Problem to solve:
Copy each line of the entries below that contains the string "price".

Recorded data

···

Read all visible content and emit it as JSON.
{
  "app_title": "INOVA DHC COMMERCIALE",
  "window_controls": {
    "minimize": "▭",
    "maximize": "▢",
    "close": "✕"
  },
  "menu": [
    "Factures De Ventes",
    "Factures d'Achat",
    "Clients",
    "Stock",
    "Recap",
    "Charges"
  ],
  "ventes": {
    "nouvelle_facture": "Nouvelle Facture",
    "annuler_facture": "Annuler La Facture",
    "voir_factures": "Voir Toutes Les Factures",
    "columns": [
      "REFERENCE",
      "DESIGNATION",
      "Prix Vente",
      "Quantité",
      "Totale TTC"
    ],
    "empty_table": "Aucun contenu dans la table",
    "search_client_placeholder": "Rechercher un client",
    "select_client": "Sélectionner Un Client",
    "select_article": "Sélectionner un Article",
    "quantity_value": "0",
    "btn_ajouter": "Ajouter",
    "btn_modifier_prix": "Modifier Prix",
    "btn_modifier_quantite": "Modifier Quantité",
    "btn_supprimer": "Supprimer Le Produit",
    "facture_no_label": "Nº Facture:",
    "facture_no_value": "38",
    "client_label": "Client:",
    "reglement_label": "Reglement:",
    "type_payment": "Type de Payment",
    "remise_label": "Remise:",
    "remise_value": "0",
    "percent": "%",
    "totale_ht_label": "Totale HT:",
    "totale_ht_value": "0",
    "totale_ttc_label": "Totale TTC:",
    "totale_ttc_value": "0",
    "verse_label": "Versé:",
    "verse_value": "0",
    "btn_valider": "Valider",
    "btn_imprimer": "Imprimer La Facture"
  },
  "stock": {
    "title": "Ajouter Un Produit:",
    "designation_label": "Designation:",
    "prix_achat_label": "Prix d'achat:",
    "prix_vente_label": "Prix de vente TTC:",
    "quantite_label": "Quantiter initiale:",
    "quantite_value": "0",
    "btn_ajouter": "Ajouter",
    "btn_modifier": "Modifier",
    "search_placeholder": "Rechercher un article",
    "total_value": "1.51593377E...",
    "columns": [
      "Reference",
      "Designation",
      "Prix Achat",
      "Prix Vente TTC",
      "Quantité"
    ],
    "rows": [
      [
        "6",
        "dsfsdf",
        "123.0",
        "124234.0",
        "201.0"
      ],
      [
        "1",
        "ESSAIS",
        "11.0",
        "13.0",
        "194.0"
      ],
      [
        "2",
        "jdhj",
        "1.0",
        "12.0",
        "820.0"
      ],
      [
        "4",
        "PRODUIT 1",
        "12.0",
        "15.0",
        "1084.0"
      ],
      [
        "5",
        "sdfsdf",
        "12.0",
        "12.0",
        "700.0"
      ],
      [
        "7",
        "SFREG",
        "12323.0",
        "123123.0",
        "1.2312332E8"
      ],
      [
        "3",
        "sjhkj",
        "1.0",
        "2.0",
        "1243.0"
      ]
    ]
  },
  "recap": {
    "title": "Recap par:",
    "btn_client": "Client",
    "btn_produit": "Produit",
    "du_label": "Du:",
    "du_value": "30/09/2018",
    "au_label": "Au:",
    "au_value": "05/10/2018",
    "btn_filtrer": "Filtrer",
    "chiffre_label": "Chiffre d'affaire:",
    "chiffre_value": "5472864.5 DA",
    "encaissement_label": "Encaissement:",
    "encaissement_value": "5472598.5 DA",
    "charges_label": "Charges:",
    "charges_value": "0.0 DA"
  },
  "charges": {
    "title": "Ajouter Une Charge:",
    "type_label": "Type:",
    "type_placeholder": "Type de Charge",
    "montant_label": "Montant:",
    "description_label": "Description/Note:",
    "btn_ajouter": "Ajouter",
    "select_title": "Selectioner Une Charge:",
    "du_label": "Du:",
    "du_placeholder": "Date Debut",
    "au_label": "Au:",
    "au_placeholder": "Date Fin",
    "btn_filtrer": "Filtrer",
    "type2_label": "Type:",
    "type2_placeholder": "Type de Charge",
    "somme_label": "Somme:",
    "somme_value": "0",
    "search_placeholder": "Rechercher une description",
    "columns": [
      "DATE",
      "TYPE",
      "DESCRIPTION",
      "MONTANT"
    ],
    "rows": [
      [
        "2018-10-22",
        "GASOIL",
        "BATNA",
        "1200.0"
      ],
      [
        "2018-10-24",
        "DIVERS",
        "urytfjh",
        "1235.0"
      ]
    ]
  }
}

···

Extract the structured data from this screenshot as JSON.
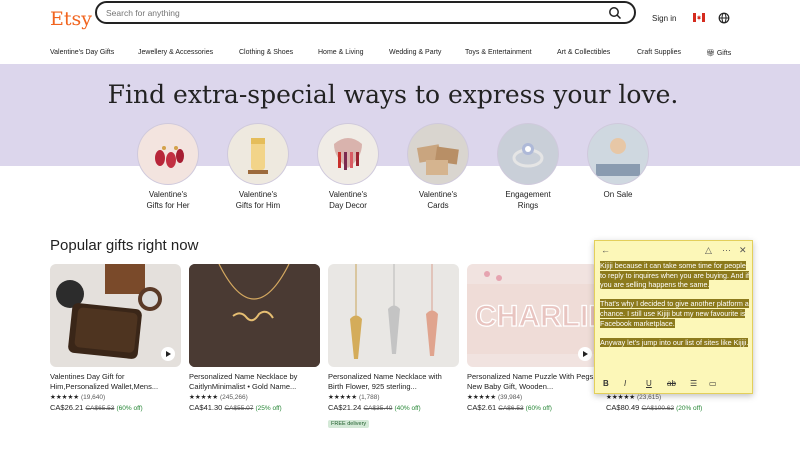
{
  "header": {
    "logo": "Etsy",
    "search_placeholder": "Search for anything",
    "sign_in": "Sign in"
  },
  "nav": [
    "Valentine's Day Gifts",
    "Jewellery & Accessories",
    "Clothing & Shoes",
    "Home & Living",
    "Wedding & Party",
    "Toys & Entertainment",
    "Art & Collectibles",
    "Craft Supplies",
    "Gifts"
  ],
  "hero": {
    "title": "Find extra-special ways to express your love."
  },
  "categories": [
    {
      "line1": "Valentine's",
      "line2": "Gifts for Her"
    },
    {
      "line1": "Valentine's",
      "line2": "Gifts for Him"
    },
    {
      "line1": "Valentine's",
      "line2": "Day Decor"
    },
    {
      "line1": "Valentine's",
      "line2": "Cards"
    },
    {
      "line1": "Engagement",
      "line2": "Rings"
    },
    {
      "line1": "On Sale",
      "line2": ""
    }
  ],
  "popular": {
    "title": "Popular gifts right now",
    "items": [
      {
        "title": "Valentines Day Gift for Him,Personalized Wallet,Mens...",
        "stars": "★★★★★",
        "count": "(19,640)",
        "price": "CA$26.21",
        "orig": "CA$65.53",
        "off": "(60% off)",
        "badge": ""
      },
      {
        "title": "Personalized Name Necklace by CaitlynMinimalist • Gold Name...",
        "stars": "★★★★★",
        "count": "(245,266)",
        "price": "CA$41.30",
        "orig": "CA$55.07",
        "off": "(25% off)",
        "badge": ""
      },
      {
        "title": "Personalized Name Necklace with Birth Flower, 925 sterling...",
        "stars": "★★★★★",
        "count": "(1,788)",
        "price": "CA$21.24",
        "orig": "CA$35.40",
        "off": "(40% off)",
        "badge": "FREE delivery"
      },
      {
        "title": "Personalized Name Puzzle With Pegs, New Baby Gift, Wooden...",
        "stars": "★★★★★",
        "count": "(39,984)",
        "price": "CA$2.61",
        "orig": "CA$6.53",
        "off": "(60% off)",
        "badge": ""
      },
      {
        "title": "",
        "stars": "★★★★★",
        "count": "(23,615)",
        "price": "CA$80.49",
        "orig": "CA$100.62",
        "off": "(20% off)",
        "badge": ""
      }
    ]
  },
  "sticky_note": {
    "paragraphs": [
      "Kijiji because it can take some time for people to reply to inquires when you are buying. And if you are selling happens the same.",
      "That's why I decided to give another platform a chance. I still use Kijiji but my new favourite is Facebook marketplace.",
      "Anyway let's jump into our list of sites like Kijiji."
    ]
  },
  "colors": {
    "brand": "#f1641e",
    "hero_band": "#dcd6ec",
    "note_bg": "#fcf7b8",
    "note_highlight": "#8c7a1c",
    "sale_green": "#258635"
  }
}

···

Exercise answer:
        "price": "CA$26.21",
        "price": "CA$41.30",
        "price": "CA$21.24",
        "price": "CA$2.61",
        "price": "CA$80.49",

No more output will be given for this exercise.